Therefore, the government discourages the high-ratio mortgages. They are not only risky for the economy and the lenders but also for the borrowers. It is best if such mortgages are avoided and insurance is not required.

Step 2

The next step for the applicant would be to evaluate their own affordability. They need to calculate their monthly expenses and the debt payments. These have to be subtracted from the monthly income in order to find out whether or not a mortgage will fit in their budget.

This self evaluation would help determine if the applicant can afford the monthly housing expenses. These include the interest payment, principal payment, taxes and other miscellaneous expenses. According to the Canada Mortgage and Housing Corporation (CMHC), the mortgage loan can only be provided if the monthly housing expenses are below 32%.

One of the major problems in the Canadian mortgage trends was the fact that many people ignored the affordability factor. Conducting a self evaluation will help them in analyzing their own capacities.

Step 3

In order to increase the chances of qualifying for a mortgage, applicants should try to pay off other loans they might have taken. If they already have a heavy debt load, it will be extremely difficult to afford a mortgage. According to the Canadian mortgage rules, the total debt load for a month should be less than 40% of the household income. The Canada Mortgage and housing Corporation (CMHC) is very particular about the debt load amounts because they are a major risk factor.

Step 4

A strong credit history will drastically improve the chances of qualifying for a mortgage. Lenders will always consider an applicant’s credit history as it will help them determine risk and reliability. In cases where an applicant does not have a credit history or it is one that cannot be accessed by the lender, it is advisable to build one.
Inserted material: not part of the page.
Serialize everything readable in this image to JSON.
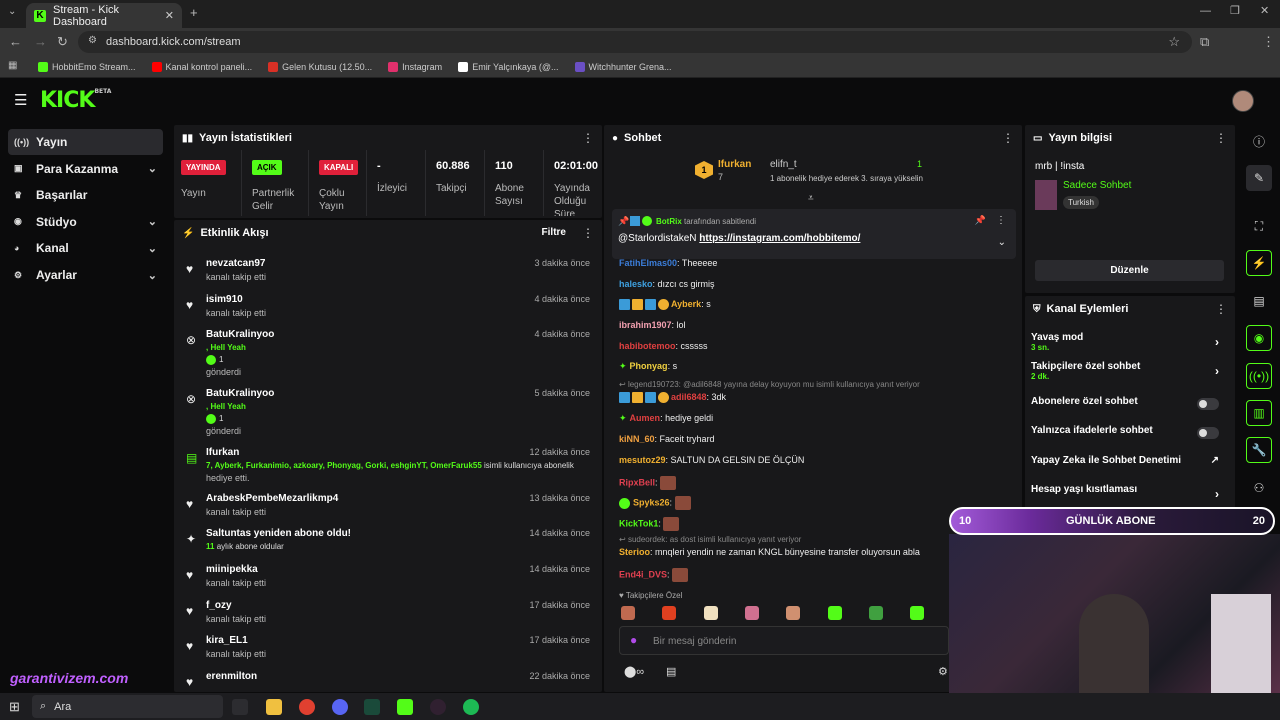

It is also possible that the mortgage will be provided to a risky borrower if a guarantee is provided by a relative. However, it is better not to go for that option. This is discouraged by the Canadian mortgage rules because this option too has a high risk factor associated with it.

Step 5
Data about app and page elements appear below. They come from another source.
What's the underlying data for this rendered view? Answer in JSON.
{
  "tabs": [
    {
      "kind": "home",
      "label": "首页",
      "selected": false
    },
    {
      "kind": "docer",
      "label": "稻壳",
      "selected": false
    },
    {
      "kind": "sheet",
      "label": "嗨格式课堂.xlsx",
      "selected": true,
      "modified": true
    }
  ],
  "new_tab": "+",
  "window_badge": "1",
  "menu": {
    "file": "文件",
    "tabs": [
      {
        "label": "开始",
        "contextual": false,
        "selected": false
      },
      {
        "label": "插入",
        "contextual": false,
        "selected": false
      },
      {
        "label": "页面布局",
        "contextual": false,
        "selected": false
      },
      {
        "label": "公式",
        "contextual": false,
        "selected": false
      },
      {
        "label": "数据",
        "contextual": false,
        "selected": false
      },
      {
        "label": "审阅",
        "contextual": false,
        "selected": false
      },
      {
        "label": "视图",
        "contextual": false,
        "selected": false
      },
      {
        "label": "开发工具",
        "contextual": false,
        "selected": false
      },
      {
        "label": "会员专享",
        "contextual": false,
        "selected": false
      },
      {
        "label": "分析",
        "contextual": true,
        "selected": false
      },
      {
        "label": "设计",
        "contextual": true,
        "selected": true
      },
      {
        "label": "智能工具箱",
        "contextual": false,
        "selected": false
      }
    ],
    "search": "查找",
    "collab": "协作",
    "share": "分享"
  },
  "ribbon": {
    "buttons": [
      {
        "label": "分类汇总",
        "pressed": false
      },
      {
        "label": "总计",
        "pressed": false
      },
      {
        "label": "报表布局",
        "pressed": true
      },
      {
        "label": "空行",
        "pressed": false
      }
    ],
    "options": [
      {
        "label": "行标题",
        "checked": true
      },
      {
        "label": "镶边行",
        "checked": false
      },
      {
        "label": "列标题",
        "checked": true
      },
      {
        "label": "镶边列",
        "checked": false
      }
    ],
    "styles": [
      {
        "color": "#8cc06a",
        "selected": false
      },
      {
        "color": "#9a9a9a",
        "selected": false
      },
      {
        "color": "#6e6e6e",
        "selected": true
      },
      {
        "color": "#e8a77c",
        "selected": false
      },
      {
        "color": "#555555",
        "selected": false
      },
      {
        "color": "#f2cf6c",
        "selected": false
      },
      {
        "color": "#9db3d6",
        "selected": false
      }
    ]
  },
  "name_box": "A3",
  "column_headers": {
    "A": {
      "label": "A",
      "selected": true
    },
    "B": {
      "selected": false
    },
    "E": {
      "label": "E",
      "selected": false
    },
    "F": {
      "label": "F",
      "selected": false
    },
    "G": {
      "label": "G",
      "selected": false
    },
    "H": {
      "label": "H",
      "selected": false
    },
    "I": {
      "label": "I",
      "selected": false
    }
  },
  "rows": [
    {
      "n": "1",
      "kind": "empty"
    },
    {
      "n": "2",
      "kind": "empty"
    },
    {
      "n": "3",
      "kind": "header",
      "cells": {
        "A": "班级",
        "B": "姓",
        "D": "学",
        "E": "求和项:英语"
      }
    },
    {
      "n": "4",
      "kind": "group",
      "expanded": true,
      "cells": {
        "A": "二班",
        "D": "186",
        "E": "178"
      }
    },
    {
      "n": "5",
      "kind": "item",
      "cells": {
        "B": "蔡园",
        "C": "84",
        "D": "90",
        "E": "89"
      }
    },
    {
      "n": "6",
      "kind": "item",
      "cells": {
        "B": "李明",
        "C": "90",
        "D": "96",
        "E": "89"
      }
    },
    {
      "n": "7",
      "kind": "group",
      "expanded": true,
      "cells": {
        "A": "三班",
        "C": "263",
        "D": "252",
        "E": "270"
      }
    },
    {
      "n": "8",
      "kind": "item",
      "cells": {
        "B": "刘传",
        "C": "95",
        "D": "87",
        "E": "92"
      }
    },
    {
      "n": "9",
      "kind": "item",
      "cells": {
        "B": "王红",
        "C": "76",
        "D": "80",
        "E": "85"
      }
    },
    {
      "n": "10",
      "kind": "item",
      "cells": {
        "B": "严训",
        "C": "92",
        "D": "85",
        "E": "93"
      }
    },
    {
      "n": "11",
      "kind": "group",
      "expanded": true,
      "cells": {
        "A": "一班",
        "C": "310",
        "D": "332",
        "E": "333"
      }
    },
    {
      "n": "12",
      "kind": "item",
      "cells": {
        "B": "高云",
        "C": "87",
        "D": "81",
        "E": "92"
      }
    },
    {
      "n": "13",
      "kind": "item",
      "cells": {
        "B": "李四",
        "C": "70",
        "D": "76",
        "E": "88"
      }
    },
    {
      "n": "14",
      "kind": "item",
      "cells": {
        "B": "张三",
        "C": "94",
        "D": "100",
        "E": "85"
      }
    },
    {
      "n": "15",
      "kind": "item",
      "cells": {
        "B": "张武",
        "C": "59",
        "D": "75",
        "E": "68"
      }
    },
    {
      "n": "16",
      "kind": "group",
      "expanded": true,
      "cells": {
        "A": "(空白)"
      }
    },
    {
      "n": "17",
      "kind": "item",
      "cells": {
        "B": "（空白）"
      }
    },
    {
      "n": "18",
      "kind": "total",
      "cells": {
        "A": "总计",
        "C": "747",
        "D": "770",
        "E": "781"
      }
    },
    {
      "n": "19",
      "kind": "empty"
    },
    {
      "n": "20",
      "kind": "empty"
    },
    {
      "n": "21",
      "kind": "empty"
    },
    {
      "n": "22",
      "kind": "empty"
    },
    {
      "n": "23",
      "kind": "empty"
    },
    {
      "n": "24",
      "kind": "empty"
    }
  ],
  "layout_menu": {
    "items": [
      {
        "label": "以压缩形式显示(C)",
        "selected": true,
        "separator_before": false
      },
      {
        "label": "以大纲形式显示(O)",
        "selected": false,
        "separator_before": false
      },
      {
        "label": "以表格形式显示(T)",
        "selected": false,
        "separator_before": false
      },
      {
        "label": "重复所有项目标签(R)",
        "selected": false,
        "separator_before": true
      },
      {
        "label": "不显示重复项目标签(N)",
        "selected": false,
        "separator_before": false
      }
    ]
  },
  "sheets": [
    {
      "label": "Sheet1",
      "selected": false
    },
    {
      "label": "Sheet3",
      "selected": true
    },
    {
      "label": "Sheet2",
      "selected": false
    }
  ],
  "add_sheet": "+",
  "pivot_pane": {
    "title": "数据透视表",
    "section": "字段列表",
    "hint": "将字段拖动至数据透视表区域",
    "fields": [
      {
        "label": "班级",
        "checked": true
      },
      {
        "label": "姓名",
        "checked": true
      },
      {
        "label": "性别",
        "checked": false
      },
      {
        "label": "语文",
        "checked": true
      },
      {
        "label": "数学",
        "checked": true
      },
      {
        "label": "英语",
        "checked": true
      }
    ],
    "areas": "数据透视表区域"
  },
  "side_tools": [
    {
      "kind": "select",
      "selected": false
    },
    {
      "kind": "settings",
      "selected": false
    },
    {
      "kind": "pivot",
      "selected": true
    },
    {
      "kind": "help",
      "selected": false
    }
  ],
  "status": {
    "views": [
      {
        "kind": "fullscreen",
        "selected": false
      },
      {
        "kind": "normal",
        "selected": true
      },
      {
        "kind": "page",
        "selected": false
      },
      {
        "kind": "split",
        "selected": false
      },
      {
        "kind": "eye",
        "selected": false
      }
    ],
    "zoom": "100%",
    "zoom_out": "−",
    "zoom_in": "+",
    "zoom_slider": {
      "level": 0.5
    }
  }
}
Once all of the other factors have been considered, it is necessary for the applicant to compile their documentation. This has to be done before the meeting with the lender has been set. The important documents required are identification, employment details, bank account details, debt information, a proof of financial assets and also proof of other income sources if any.

The new mortgage rules in Canada have revised the qualification criteria in order to reduce the risk and pressure on the country’s economy. The Canadian mortgage trends had shown signs of exponential growth but this did not seem sustainable. This was also one reason for changing the Canadian mortgage rules and regulations. The steps mentioned above take into consideration the rules and the requirements for the qualification criteria. They will not only improve chances of getting a mortgage but also help in reducing risk for the borrowers, the lenders and the whole economic structure.
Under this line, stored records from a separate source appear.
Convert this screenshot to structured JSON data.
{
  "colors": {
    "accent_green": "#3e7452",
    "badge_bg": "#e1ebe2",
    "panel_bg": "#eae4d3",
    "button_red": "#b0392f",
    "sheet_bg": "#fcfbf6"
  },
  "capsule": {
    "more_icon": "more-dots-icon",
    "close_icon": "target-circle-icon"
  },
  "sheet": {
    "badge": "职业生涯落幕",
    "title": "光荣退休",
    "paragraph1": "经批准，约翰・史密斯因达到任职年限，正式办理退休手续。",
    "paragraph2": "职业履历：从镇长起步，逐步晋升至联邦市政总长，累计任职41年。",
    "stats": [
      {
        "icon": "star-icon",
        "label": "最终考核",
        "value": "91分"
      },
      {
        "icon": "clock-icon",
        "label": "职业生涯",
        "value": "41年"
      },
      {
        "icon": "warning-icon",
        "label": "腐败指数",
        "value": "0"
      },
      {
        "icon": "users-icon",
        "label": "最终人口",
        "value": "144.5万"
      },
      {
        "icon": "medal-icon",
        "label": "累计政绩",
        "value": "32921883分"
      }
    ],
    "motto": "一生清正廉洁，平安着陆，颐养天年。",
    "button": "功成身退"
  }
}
Sorry, there are currently no comments.
Leave a Reply / Comment
Your Name (required)
Email (required, never published)
Submitting Comment
Thank you.
Your comment has been submitted for approval.

Enter your email address below to get the latest news and updates from
Syndicate Mortgages.

Privacy Policy


Get the latest Syndicate Mortgages updates here: